Make the Most of Patient-Facing Technology
Patient-facing technologies — or a healthcare practice’s phone system, website and patient portal — offer new and current patients ways to access the practice’s services. The importance of these technologies shouldn’t be underestimated. This article looks at each technology category and explains how practices can ensure that these technologies provide the best possible experiences for their patients.
Make the most of patient-facing technology
Loosely speaking, there are two types of practice infrastructure. The first type is obvious — your office building, examination rooms and even patient workflow. But another type of infrastructure is patient-facing technology, or the technology that your new or current patients first encounter when dealing with your practice. Mostly, this refers to your phone system, website and patient portal. The importance of these technologies shouldn’t be underestimated.
The phone system
Some phone systems can be enormously expensive. But there are plenty of low-cost, highly sophisticated systems, often as part of an outside service. Service is key, because the patient’s ability to call and be immediately transferred to the appropriate professional is enormously important.
Do you know what a patient hears when they call your office? Call in and actually listen to the message. Is it robotic? Is it gloomy or upbeat, cold or welcoming? Is it a reflection of how you want your patients to feel about your practice? The phone system is often the last thing physicians upgrade in their practice, but it’s typically the first thing a patient uses.
Think about how your website looks. Does it make your office appear modern? Does it provide information in a streamlined format? It’s important to:
- Make sure your website is professional and updated regularly,
- Use best practices, be clear and easy to use, follow HIPAA regulations and be accessible under Americans with Disabilities Act (ADA) requirements,
- Use quality photographs of you and your staff that show you as both competent and approachable, including photos of physicians and staff interacting with potential patients,
- Be mobile friendly,
- Make sure essential information is easy to find, and
- Add online forms to streamline check-ins.

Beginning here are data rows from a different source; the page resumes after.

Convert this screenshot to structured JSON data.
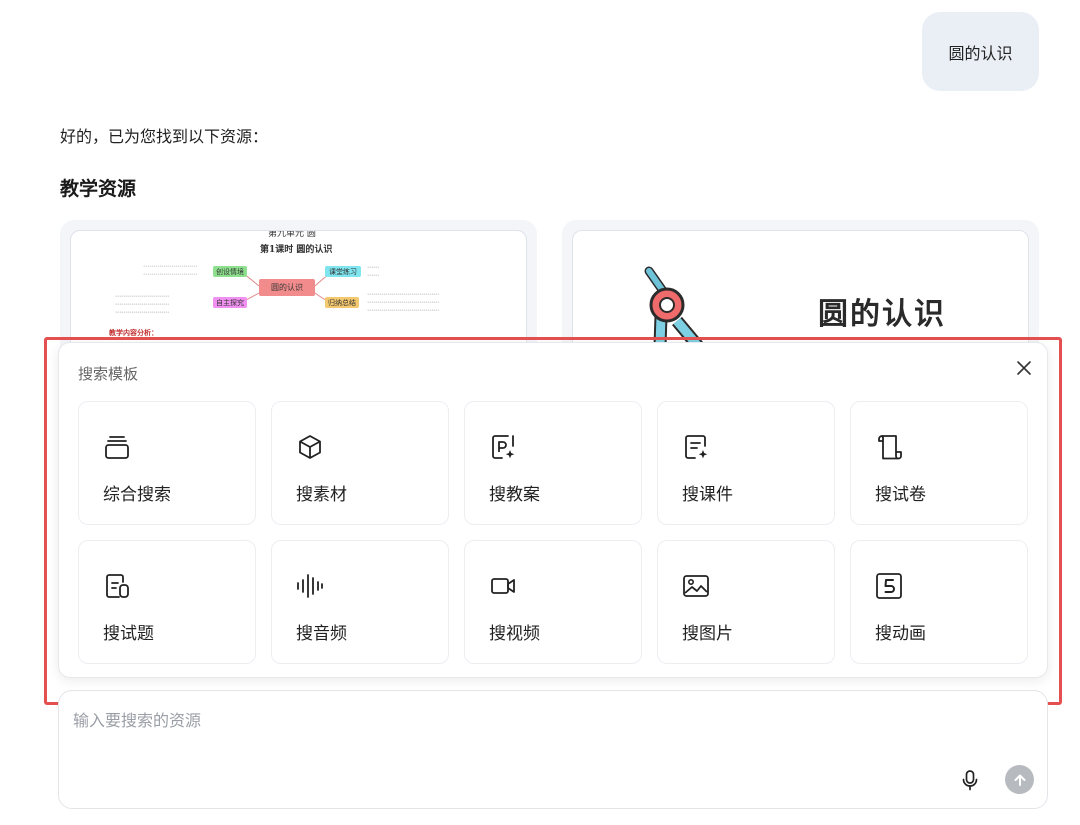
{
  "user_message": "圆的认识",
  "reply_text": "好的，已为您找到以下资源：",
  "section_title": "教学资源",
  "resource_cards": [
    {
      "header": "第九单元 圆",
      "subheader": "第1课时 圆的认识",
      "center_node": "圆的认识",
      "nodes": [
        "创设情境",
        "自主探究",
        "课堂练习",
        "归纳总结"
      ],
      "section_label": "教学内容分析："
    },
    {
      "title": "圆的认识"
    }
  ],
  "search_panel": {
    "title": "搜索模板",
    "templates": [
      {
        "label": "综合搜索",
        "icon": "layers-icon"
      },
      {
        "label": "搜素材",
        "icon": "cube-icon"
      },
      {
        "label": "搜教案",
        "icon": "lesson-plan-icon"
      },
      {
        "label": "搜课件",
        "icon": "courseware-icon"
      },
      {
        "label": "搜试卷",
        "icon": "scroll-icon"
      },
      {
        "label": "搜试题",
        "icon": "question-icon"
      },
      {
        "label": "搜音频",
        "icon": "audio-wave-icon"
      },
      {
        "label": "搜视频",
        "icon": "video-camera-icon"
      },
      {
        "label": "搜图片",
        "icon": "image-icon"
      },
      {
        "label": "搜动画",
        "icon": "html5-icon"
      }
    ]
  },
  "input": {
    "placeholder": "输入要搜索的资源",
    "value": ""
  },
  "colors": {
    "highlight_border": "#e45050",
    "user_bubble": "#eaeff5",
    "send_button": "#b7babf"
  }
}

Given the current trends toward telemedicine during the pandemic and going forward, consider having videoconferencing capabilities built into your website if you don’t already have them or, at the very least, promote your practice’s telehealth capabilities.
The patient portal
From the perspective of the healthcare practice, a patient portal has three components:
- To advertise for new patients,
- To communicate with existing patients and increase engagement, and
- To provide information patients need to make healthy changes.
Features vary greatly from one patient portal to another, but may include the ability to:
- Securely view and print part of the patient’s medical record,
- Exchange secure email with health care providers and staff,
- Request prescription refills,
- Schedule nonurgent appointments,
- Check patient benefits and coverage,
- Update patient contact information,
- Make payments, and
- Download or complete intake forms.
Perception is everything
Each of these pieces of patient-facing infrastructure should project professionalism. Using these technologies can help you control all aspects of how your practice is perceived and create many potential ways patients can interface with you.
If you have any questions regarding your technology or want to discuss further, please feel free to reach out to our Technology Department at (973) 298-8500.